NHS Western Isles and the Outer Hebrides Alcohol and Drug Partnership (ADP) organised a Pregnant Pause flashmob to promote Foetal Alcohol Spectrum Disorder (FASD) Awareness Day on Monday 9th September 2013 at 9.09am, for 9 minutes outside the Town Hall in Stornoway’s town centre.
Women with artificial pregnancy bumps ‘froze’ as statues for 9 minutes – representing the 9 months of pregnancy – to drive home the message that alcohol and pregnancy do not mix and raise awareness of Foetal Alcohol Spectrum Disorder which is the name given to a group of permanent conditions a person can have when they have been exposed to alcohol prenatally.
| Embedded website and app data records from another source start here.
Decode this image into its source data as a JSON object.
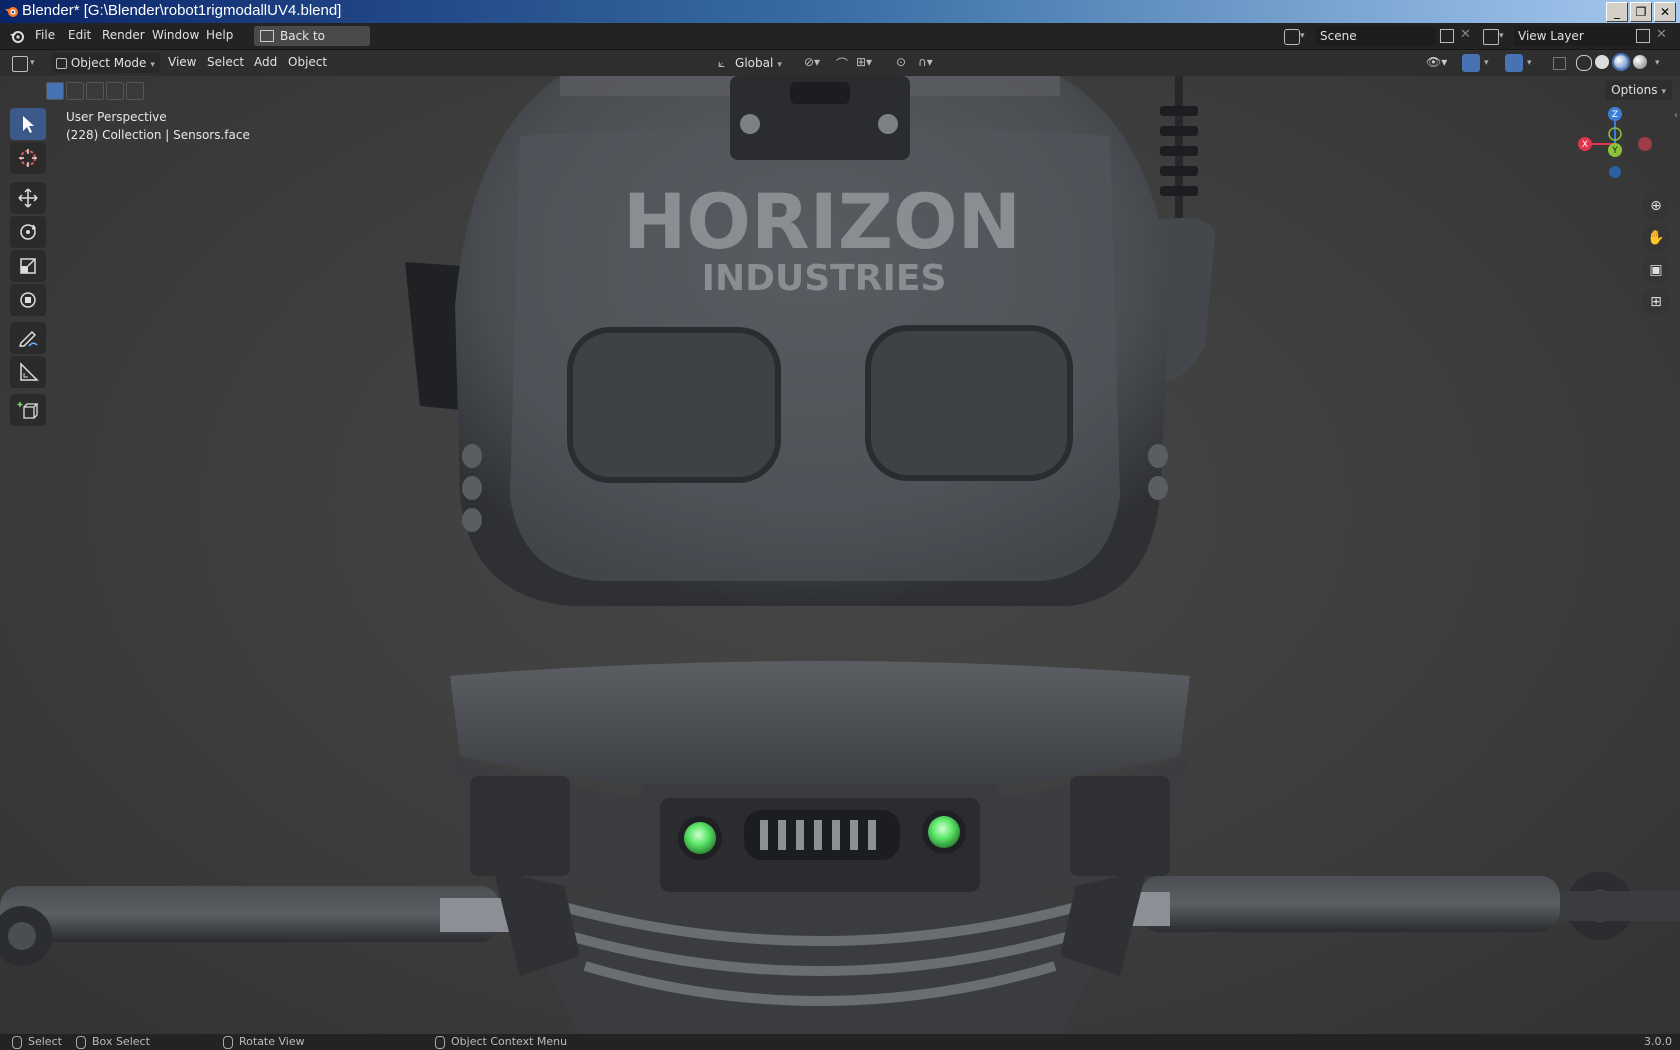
{
  "window": {
    "title": "Blender* [G:\\Blender\\robot1rigmodallUV4.blend]",
    "controls": [
      "_",
      "❐",
      "✕"
    ]
  },
  "topbar": {
    "menus": [
      "File",
      "Edit",
      "Render",
      "Window",
      "Help"
    ],
    "back_button": "Back to Previous",
    "scene_label": "Scene",
    "view_layer_label": "View Layer"
  },
  "header": {
    "mode": "Object Mode",
    "menus": [
      "View",
      "Select",
      "Add",
      "Object"
    ],
    "transform_orientation": "Global",
    "options": "Options"
  },
  "viewport": {
    "perspective": "User Perspective",
    "collection_info": "(228) Collection | Sensors.face",
    "model_logo_line1": "HORIZON",
    "model_logo_line2": "INDUSTRIES",
    "gizmo_axes": {
      "z": "Z",
      "x": "X",
      "y": "Y"
    }
  },
  "tools": [
    {
      "name": "select-box-tool",
      "icon": "cursor-arrow"
    },
    {
      "name": "cursor-tool",
      "icon": "crosshair"
    },
    {
      "name": "move-tool",
      "icon": "move-arrows"
    },
    {
      "name": "rotate-tool",
      "icon": "rotate"
    },
    {
      "name": "scale-tool",
      "icon": "scale"
    },
    {
      "name": "transform-tool",
      "icon": "transform"
    },
    {
      "name": "annotate-tool",
      "icon": "pencil"
    },
    {
      "name": "measure-tool",
      "icon": "ruler"
    },
    {
      "name": "add-cube-tool",
      "icon": "cube-plus"
    }
  ],
  "statusbar": {
    "select": "Select",
    "box_select": "Box Select",
    "rotate_view": "Rotate View",
    "context_menu": "Object Context Menu",
    "version": "3.0.0"
  },
  "colors": {
    "accent_active": "#3b5a89",
    "viewport_bg": "#3d3d3d",
    "gizmo_x": "#e0344c",
    "gizmo_y": "#8bc23a",
    "gizmo_z": "#3b7ed8",
    "robot_led": "#5ee86a"
  }
}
Chief Inspector Gordon MacLeod, Chair of the Outer Hebrides Alcohol and Drug Partnership, said: “The Pregnant Pause event is asking women to take a ‘pause’ in alcohol consumption from conception to delivery to guarantee no alcohol related harm to their baby. Children affected by FASD tend to grow less well, may have physical disabilities and display a variety of learning difficulties and behavioural problems due to damage to the brain and nervous system. Foetal Alcohol Spectrum Disorder is preventable. If women do not drink alcohol during pregnancy their child will not be affected by FASD.”